  “One for me too, and a thick one for you, Dad,” Althea said.

sp; They all three stood looking at their envelopes. “I never got a letter from your mother before,” Mr. Hall said. His was a brown manila envelope, addressed to Sam Hall, Vandemark College, Portland, Maine. “It is thick,” he said. He opened it carefully. “Pictures,” he said, and unfolded the piece of paper, to read.

  Althea and Phineas read theirs. Nobody sat down. “Hey kiddo,” Phineas’s mother wrote, “how are things in Vacationland? Things here are rainy and I start work tomorrow.” She told him about the apartment, and the swimming pool and tennis courts that came with it, about what movies were playing and where she’d seen kids and what they were doing. It wasn’t a very long letter. At the end she said, “I admit it, I almost miss the mess, and the smell of old feet. You wouldn’t consider sending me one of your previously owned socks, would you? I could hang it up in the spare bedroom.” Phineas grinned. He’d been wondering what he’d say when he wrote her back, because he was going to have to write her back, and he thought it would be pretty funny to really send her a sock. First he’d wear it for a few days, until it got seriously smelly.

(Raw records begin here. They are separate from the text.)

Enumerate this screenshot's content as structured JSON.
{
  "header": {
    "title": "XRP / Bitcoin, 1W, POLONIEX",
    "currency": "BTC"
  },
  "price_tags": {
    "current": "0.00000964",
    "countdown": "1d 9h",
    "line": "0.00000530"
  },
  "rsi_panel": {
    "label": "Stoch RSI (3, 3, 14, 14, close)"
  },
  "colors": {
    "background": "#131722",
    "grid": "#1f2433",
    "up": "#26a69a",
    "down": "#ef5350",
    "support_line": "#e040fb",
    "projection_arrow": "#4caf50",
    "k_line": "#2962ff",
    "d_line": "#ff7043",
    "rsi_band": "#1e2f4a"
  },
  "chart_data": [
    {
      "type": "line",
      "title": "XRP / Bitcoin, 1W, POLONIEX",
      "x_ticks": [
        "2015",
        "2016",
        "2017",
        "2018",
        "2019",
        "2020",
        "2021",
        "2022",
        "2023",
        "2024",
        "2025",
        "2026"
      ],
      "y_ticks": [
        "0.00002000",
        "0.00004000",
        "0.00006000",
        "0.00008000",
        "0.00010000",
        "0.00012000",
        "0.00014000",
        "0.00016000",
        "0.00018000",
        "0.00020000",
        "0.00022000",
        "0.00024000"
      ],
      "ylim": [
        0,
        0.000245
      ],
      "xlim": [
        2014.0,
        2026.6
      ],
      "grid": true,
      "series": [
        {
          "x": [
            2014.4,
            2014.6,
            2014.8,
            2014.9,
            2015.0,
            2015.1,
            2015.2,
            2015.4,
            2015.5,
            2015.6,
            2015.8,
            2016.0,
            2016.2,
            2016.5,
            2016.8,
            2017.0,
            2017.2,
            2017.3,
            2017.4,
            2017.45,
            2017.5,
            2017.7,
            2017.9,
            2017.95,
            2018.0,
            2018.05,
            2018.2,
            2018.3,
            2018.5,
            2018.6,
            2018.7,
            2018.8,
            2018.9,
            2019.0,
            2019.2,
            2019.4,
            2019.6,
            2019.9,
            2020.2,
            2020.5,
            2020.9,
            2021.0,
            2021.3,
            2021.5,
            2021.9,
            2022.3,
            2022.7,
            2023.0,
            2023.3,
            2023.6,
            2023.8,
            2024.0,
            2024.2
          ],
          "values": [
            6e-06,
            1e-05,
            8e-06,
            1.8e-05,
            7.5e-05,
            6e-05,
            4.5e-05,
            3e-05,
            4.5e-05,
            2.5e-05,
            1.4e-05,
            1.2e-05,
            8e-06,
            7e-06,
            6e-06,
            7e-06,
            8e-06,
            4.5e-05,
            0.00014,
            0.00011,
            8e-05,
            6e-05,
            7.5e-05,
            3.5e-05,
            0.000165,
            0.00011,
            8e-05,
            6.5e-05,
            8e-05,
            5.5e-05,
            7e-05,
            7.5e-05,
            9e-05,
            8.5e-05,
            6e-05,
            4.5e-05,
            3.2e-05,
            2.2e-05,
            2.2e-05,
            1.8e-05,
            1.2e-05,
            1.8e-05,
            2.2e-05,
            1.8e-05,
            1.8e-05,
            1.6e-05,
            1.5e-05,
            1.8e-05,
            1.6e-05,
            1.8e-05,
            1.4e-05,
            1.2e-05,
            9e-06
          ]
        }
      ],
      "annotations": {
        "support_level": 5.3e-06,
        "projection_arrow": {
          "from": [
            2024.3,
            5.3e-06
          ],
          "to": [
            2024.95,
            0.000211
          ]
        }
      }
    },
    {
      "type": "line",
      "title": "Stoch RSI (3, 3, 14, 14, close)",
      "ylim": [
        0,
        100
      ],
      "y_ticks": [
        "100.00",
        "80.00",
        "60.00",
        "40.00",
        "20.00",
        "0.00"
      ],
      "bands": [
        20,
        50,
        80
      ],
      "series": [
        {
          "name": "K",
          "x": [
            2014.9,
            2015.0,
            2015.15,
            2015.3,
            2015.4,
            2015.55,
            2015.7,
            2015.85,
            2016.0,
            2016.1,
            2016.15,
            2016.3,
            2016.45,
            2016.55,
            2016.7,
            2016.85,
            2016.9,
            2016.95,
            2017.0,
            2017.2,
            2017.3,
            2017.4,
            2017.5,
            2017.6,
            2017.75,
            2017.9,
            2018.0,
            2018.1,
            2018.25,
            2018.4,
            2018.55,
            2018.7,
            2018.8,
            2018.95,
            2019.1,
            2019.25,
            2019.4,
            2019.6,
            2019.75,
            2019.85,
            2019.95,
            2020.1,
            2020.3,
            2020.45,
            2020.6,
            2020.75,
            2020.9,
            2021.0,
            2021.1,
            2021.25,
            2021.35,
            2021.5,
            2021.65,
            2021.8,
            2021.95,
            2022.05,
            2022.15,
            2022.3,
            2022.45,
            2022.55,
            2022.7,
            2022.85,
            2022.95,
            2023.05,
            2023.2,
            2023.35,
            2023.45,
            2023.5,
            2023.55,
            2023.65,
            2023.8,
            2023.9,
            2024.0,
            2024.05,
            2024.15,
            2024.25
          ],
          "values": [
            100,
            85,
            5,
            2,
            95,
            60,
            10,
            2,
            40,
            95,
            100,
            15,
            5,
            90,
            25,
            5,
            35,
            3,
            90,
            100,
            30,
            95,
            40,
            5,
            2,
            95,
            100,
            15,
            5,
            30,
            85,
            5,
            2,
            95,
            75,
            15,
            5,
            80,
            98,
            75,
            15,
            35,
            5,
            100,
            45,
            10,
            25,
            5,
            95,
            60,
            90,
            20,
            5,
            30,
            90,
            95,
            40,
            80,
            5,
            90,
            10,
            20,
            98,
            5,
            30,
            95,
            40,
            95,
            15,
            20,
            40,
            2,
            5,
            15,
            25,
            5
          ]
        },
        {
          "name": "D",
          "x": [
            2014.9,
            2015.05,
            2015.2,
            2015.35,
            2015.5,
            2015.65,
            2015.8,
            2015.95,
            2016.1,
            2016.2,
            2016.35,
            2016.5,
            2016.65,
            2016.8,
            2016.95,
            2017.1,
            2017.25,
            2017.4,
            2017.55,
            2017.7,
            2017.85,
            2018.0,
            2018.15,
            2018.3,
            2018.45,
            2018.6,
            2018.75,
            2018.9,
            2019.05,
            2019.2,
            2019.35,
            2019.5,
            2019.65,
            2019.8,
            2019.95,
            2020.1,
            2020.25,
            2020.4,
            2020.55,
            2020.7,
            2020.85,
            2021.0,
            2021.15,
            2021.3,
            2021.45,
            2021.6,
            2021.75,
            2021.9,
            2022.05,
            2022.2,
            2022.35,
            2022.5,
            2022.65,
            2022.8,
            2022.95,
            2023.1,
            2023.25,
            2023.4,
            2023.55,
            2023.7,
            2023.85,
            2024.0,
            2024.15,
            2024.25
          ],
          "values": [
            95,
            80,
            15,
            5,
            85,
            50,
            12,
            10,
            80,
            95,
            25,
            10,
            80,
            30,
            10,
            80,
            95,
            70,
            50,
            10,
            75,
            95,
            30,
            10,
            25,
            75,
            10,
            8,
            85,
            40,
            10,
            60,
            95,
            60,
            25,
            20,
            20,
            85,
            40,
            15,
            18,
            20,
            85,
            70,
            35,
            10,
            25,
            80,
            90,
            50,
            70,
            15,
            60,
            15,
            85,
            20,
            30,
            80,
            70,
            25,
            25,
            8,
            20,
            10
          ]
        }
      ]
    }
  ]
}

  “She sounds okay,” Althea reported. “Lots of museums and concerts, libraries.”

  “She gets cable TV with the apartment,” Phineas reported.

  They looked at their father. He spread the photographs around the table, so they could all look at them. “It looks like a pretty typical apartment complex, don’t you think? Not swinging singles.”

  “How can you tell that from pictures?” Phineas asked.

  “The parking lot. I figure swinging singles have smaller, newer cars. There’s a nice mix of station wagons here, and big old sedans.”

  “I don’t think Mom will like it,” Phineas said. “It looks like a giant motel.”

  “She likes the job,” Althea reminded them.

  “The job’s why she’s there,” Mr. Hall reminded them. “A job she couldn’t turn down. It’s the congressman who worries me.”

  “Really?” Phineas asked.

  “Yeah, really. He’s much too good-looking, and much too unmarried, and your mother is—a heart-stopper.”

  Phineas didn’t have any idea what to say about that. Luckily, Althea did. She not only looked like their father, she thought like him too. Phineas looked and thought like his mother, mostly.